The All-Seeing Eye
Liberty is the physical freedom to move around, to grow and develop. It also takes interior form as a space of silence and darkness in which ideas can grow unobserved. Under huge technological and economic pressure, we are in the process of turning ourselves inside out. Why keep something to yourself when you can share? Why keep something to yourself unless you have something to hide? We are becoming more visible to each other, whether we like it or not, and so we take steps to make our newly-public interiority conform to social norms — to appear healthy, legal, sane, unthreatening on the inside. Our thoughts and preoccupations leave traces, which always threaten to take on the character of evidence. Why were you looking at that? Why did you linger on that page, underline that sentence?
Future historians will find it hard to explain how meekly we accepted the end of privacy. We have surrendered without much of a fight. We now live in a world where every communication can be overheard. It doesn’t matter if anyone is actually listening. The suspicion is there, hovering over the keyboard, humming in the background of the call. Never more will it leave us, this self-consciousness, a technological substitute for the all-seeing eye of God. Perhaps our brief historical flirtation with autonomy was too scary. It was too hard to take responsibility for ourselves, too troubling to feel that no one was judging us and in our loneliness we were unobserved. Better now that daddy is back again. He can tell us how we ought to be.
No doubt we will adapt. We will make a culture of hints and nuances. We will learn to speak indirectly, to read different kinds of silence. That was how things worked under the old twentieth-century totalitarianisms. It’s how it works in some parts of the world today. Our new panoptical totalitarianism will teach us these tricks. In future you will have to guess what I think by what I don’t say. I will dream up towers and knock them down, I will try to follow my desires, to imagine without caution, but I’m far from sure I will succeed. This is not how I want to live, but it is how I expect to live, unless we can find a definition of liberty that we actually want to uphold, something we are prepared to fight for.

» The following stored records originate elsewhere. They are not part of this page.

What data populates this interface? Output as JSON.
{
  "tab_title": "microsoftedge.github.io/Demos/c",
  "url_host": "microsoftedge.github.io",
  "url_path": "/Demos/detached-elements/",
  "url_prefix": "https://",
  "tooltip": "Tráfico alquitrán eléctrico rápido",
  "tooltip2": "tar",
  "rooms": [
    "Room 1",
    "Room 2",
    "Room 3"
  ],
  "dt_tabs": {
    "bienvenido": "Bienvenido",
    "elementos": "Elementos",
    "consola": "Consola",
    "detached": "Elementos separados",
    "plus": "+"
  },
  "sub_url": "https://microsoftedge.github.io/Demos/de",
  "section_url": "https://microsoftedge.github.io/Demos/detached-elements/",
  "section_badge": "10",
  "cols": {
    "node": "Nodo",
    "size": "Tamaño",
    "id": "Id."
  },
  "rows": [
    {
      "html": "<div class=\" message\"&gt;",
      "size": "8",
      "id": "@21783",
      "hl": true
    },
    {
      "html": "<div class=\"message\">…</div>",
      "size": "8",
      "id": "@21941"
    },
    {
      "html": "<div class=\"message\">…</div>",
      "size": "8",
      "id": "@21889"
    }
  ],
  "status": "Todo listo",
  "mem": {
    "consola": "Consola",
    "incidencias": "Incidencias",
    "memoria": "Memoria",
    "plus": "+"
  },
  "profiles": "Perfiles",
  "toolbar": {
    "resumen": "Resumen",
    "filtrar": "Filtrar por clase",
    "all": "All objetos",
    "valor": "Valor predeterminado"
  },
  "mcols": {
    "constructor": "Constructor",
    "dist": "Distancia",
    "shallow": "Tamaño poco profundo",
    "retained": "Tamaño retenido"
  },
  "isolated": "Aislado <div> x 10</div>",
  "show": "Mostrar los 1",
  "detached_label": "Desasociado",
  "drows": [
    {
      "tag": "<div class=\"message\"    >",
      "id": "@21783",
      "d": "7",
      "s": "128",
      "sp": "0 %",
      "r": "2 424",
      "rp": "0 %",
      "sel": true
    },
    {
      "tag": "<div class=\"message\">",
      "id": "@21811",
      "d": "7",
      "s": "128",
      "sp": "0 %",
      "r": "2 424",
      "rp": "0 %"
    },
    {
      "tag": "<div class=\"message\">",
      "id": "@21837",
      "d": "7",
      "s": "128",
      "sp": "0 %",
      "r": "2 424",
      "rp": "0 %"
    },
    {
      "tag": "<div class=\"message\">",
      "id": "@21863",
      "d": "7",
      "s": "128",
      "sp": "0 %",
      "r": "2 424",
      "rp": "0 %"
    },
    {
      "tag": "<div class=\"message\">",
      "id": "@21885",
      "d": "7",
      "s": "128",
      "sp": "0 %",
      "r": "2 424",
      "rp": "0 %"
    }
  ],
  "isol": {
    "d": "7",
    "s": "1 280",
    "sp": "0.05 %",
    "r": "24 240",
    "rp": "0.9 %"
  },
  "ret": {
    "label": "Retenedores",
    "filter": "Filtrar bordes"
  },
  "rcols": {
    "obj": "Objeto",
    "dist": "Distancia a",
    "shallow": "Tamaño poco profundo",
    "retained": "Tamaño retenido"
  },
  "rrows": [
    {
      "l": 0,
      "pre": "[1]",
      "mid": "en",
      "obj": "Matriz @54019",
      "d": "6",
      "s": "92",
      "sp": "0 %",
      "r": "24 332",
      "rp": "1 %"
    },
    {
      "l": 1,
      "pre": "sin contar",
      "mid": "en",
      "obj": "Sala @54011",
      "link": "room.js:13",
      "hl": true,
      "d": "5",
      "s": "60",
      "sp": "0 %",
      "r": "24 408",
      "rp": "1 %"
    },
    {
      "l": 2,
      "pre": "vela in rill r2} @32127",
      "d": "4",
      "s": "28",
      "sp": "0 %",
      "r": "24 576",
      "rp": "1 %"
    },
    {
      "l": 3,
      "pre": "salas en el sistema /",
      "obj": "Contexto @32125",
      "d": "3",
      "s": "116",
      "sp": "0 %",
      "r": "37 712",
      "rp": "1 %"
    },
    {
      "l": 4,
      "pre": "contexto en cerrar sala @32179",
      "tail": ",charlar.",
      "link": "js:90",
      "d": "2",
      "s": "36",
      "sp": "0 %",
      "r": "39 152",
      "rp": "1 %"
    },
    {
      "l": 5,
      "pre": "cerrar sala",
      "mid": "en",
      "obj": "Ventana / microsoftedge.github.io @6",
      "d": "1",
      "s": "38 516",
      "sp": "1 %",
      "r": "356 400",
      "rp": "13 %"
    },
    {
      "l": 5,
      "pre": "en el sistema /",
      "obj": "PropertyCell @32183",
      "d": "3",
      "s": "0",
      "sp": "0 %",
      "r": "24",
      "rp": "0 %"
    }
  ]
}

Hari Kunzru is the author of Gods Without Men and three other novels. He lives in New York City.